- Exercise objective
The copy you return should hold every record below word for word and no images.

- Record set

********************

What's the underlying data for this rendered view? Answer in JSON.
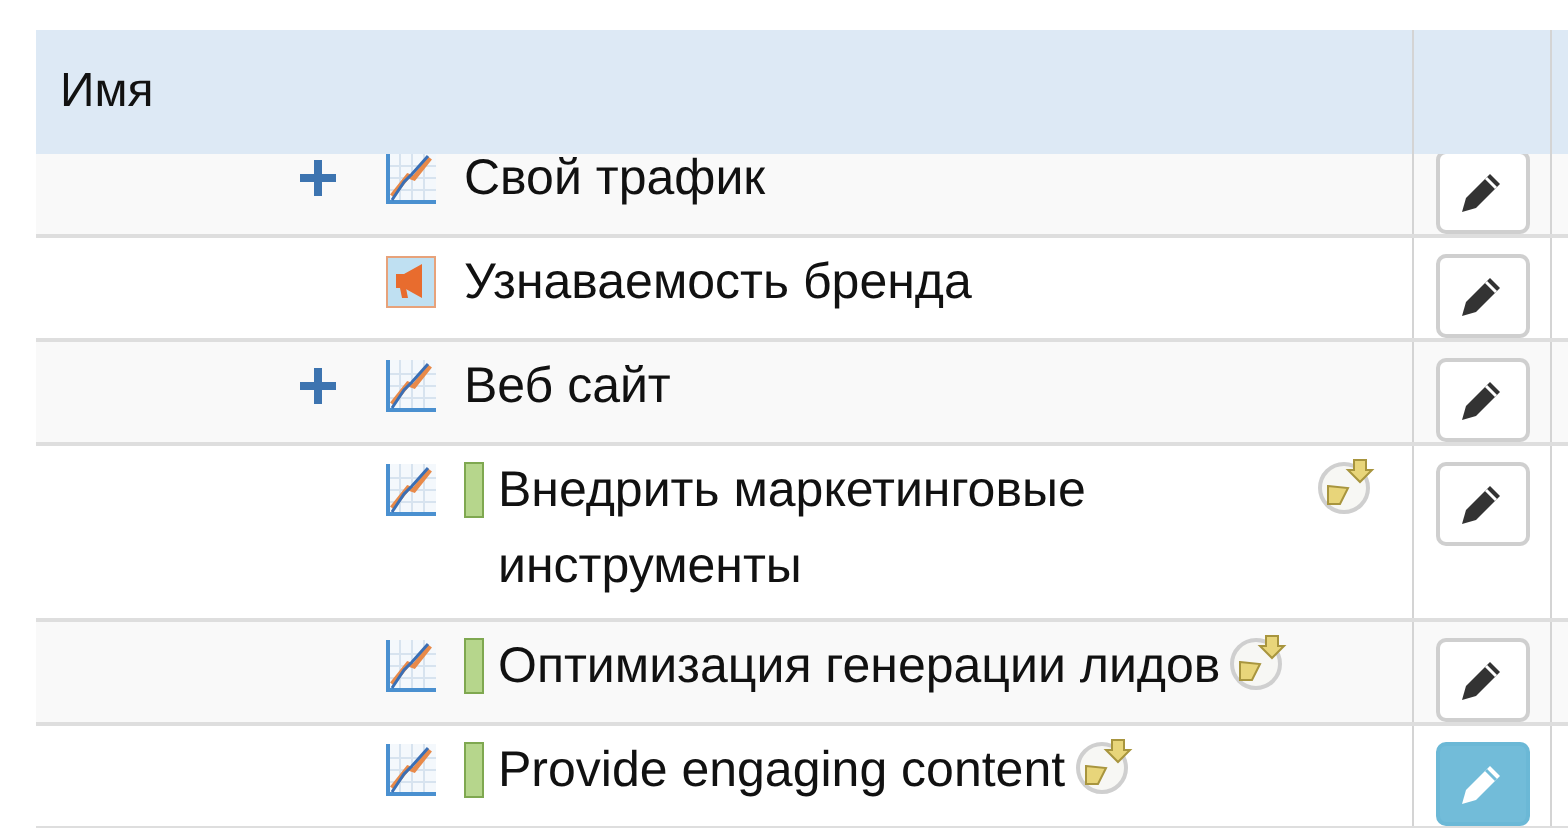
{
  "table": {
    "columns": [
      {
        "label": "Имя"
      }
    ],
    "rows": [
      {
        "expandable": true,
        "kind": "chart",
        "flag": false,
        "label": "Свой трафик",
        "status": false,
        "edit_active": false
      },
      {
        "expandable": false,
        "kind": "megaphone",
        "flag": false,
        "label": "Узнаваемость бренда",
        "status": false,
        "edit_active": false
      },
      {
        "expandable": true,
        "kind": "chart",
        "flag": false,
        "label": "Веб сайт",
        "status": false,
        "edit_active": false
      },
      {
        "expandable": false,
        "kind": "chart",
        "flag": true,
        "label": "Внедрить маркетинговые инструменты",
        "status": true,
        "edit_active": false
      },
      {
        "expandable": false,
        "kind": "chart",
        "flag": true,
        "label": "Оптимизация генерации лидов",
        "status": true,
        "edit_active": false
      },
      {
        "expandable": false,
        "kind": "chart",
        "flag": true,
        "label": "Provide engaging content",
        "status": true,
        "edit_active": true
      }
    ]
  }
}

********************

- Response box
What's the underlying data for this rendered view? Answer in JSON.
{
  "table": {
    "columns": [
      {
        "label": "Имя"
      }
    ],
    "rows": [
      {
        "expandable": true,
        "kind": "chart",
        "flag": false,
        "label": "Свой трафик",
        "status": false,
        "edit_active": false
      },
      {
        "expandable": false,
        "kind": "megaphone",
        "flag": false,
        "label": "Узнаваемость бренда",
        "status": false,
        "edit_active": false
      },
      {
        "expandable": true,
        "kind": "chart",
        "flag": false,
        "label": "Веб сайт",
        "status": false,
        "edit_active": false
      },
      {
        "expandable": false,
        "kind": "chart",
        "flag": true,
        "label": "Внедрить маркетинговые инструменты",
        "status": true,
        "edit_active": false
      },
      {
        "expandable": false,
        "kind": "chart",
        "flag": true,
        "label": "Оптимизация генерации лидов",
        "status": true,
        "edit_active": false
      },
      {
        "expandable": false,
        "kind": "chart",
        "flag": true,
        "label": "Provide engaging content",
        "status": true,
        "edit_active": true
      }
    ]
  }
}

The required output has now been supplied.